Authenticity and Entrepreneurship

Authenticity and Entrepreneurship

When you have three meetings in a day and in each of them the same word comes up, you take notice.

That word was authenticity.

I like Miriam Webster’s definition of authentic:

true to one’s own personality, spirit, or character

It doesn’t surprise me at all that each of these meetings were with women.

I don’t think being authentic is something men worry about. I could be wrong as I’m not a man, but I know women of my generation were told, subtly or not, that to succeed in the workplace we had to be more like men – dress more like them, don’t be emotional, etc. One of the women I talked to told me she was advised to dye her naturally blonde hair darker to avoid looking like “Barbie”, the implication being no man would take her seriously. Can you imagine? She went darker but now that she owns her own business she proudly displays her beautiful blonde mane.

In her book Leaning In, Sheryl Sandberg, points out that success in the traditional workplace was often contingent upon a woman not speaking out but fitting in. We often compromised our goals for our spouses and children, sometimes willingly to be a stay-at-home mom, other times to avoid conflict because, as Sandberg notes,women are discouraged from advocating for themselves.
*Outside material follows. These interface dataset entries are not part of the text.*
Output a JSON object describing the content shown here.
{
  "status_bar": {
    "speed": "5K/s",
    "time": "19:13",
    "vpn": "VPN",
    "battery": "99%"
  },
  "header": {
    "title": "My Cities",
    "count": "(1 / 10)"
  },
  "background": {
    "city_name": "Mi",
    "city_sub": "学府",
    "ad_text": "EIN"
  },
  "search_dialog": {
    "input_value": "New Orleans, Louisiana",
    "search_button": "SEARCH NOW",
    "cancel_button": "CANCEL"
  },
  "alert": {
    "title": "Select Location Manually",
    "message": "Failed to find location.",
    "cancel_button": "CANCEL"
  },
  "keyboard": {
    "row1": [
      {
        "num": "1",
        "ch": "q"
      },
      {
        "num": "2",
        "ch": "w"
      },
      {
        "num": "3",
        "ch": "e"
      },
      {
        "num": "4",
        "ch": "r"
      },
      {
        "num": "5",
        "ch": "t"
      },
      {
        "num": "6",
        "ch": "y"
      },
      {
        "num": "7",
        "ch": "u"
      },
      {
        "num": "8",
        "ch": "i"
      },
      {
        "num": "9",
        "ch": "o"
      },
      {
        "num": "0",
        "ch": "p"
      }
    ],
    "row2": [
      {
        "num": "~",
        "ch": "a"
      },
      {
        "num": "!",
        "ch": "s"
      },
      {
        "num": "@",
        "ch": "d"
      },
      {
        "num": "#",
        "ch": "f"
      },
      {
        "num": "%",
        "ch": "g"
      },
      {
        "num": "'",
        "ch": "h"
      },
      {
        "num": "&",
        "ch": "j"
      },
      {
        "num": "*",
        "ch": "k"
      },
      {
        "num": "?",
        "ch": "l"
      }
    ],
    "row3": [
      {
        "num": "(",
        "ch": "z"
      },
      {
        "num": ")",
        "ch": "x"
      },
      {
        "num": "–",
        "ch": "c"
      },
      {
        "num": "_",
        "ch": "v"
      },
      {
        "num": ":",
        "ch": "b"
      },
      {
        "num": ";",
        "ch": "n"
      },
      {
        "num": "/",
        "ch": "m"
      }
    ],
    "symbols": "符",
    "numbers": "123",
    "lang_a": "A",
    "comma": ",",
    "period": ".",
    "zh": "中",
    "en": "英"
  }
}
The point is many women my age have been socialized to play a role because being ourselves wasn’t good enough. When you get to the mid-century mark though, have raised your kids and accumulated enough life experience and time is closing in on you, you get real. Suddenly, you have no patience for all the bull, the drama or squandering time working towards someone else’s dream while yours withers. I think that is why so many women (of my generation) are ¬†building their own businesses, because we’ve been told (subtly and not-so-subtly) that to succeed we can’t be ourselves. I spent decades thinking something was wrong with me so I tried to “fix” myself. Denying my true nature made for some very difficult, unhappy, unfulfilling years. Once I accepted myself, aligned with my strengths and values, a peaceful calm took over me. As a business owner I get to be who I want to be.

For me, being authentic has been a discovery process. I made certain assumptions about myself. Since I started my entrepreneurial adventure and realized the only person’s expectations I had to live up to were my own, I’ve surprised myself. Having suppressed or tried to change my true nature for so long , I’ve learned that I’m not exactly who I thought I was. This was inevitable but it’s been eye-opening.

For instance, I learned that I’m a lot more social than I thought. And I have a deep desire to take what I’ve learned and help others achieve their dreams. Of course there were hints here and there but I was too worried about getting approval and trying to “fit” in or do things the way the “experts” instructed that these gifts didn’t have the space to shine. Now that I’ve come to accept and, dare I say love and honor, my unique qualities, they’re bubbling up to the surface.

Building a business is tough. There is a lot to learn, challenges to overcome and fears to face but the reward for your perseverance is your own little universe where you write the rules according to your values and get to express your talents.

That, my friend, is living an authentic life.